▸ Exercise details
Report all lines in the records that hold the string "value".

====== Data section ======

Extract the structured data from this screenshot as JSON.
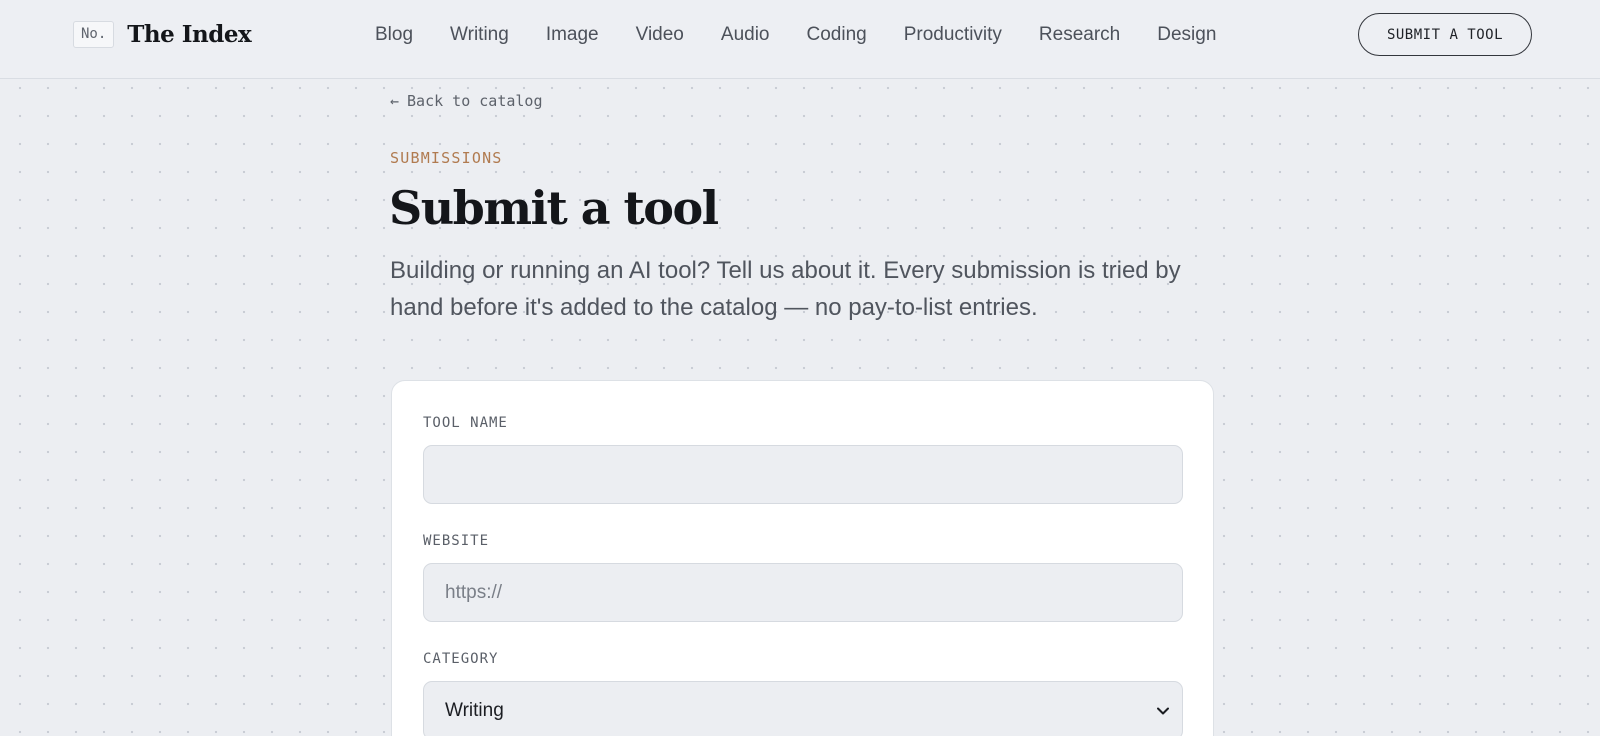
{
  "brand": {
    "badge": "No.",
    "name": "The Index"
  },
  "nav": {
    "items": [
      "Blog",
      "Writing",
      "Image",
      "Video",
      "Audio",
      "Coding",
      "Productivity",
      "Research",
      "Design"
    ]
  },
  "header": {
    "submit_label": "SUBMIT A TOOL"
  },
  "back_link": {
    "arrow": "←",
    "label": "Back to catalog"
  },
  "page": {
    "eyebrow": "SUBMISSIONS",
    "title": "Submit a tool",
    "intro": "Building or running an AI tool? Tell us about it. Every submission is tried by hand before it's added to the catalog — no pay-to-list entries."
  },
  "form": {
    "tool_name": {
      "label": "TOOL NAME",
      "value": "",
      "placeholder": ""
    },
    "website": {
      "label": "WEBSITE",
      "value": "",
      "placeholder": "https://"
    },
    "category": {
      "label": "CATEGORY",
      "selected": "Writing"
    }
  },
  "icons": {
    "back": "arrow-left-icon",
    "select": "chevron-down-icon"
  },
  "colors": {
    "background": "#eceef2",
    "accent_eyebrow": "#b07a4f",
    "text_primary": "#14161a",
    "text_muted": "#50555e",
    "card": "#ffffff"
  }
}
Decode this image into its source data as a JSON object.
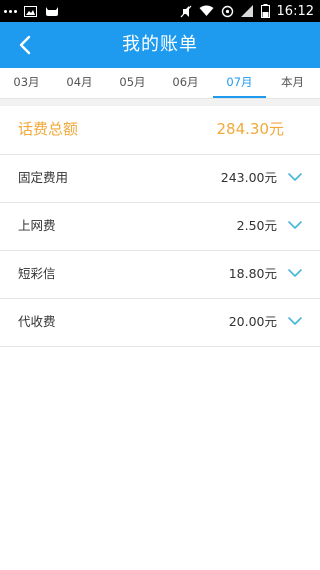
{
  "status_bar": {
    "time": "16:12",
    "icons": [
      "more-dots-icon",
      "image-icon",
      "cat-icon",
      "mute-icon",
      "wifi-icon",
      "sync-icon",
      "signal-icon",
      "battery-icon"
    ]
  },
  "header": {
    "title": "我的账单",
    "back_icon": "chevron-left-icon",
    "background": "#1e9bef"
  },
  "month_tabs": {
    "items": [
      "03月",
      "04月",
      "05月",
      "06月",
      "07月",
      "本月"
    ],
    "selected": "07月",
    "accent": "#1e9bef"
  },
  "total": {
    "label": "话费总额",
    "value": "284.30元",
    "color": "#f0a93a"
  },
  "items": [
    {
      "label": "固定费用",
      "value": "243.00元"
    },
    {
      "label": "上网费",
      "value": "2.50元"
    },
    {
      "label": "短彩信",
      "value": "18.80元"
    },
    {
      "label": "代收费",
      "value": "20.00元"
    }
  ]
}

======

▸ Task response
      "value": "",
      "value": "",
    "value": "284.30元",
      "value": "243.00元"
      "value": "2.50元"
      "value": "18.80元"
      "value": "20.00元"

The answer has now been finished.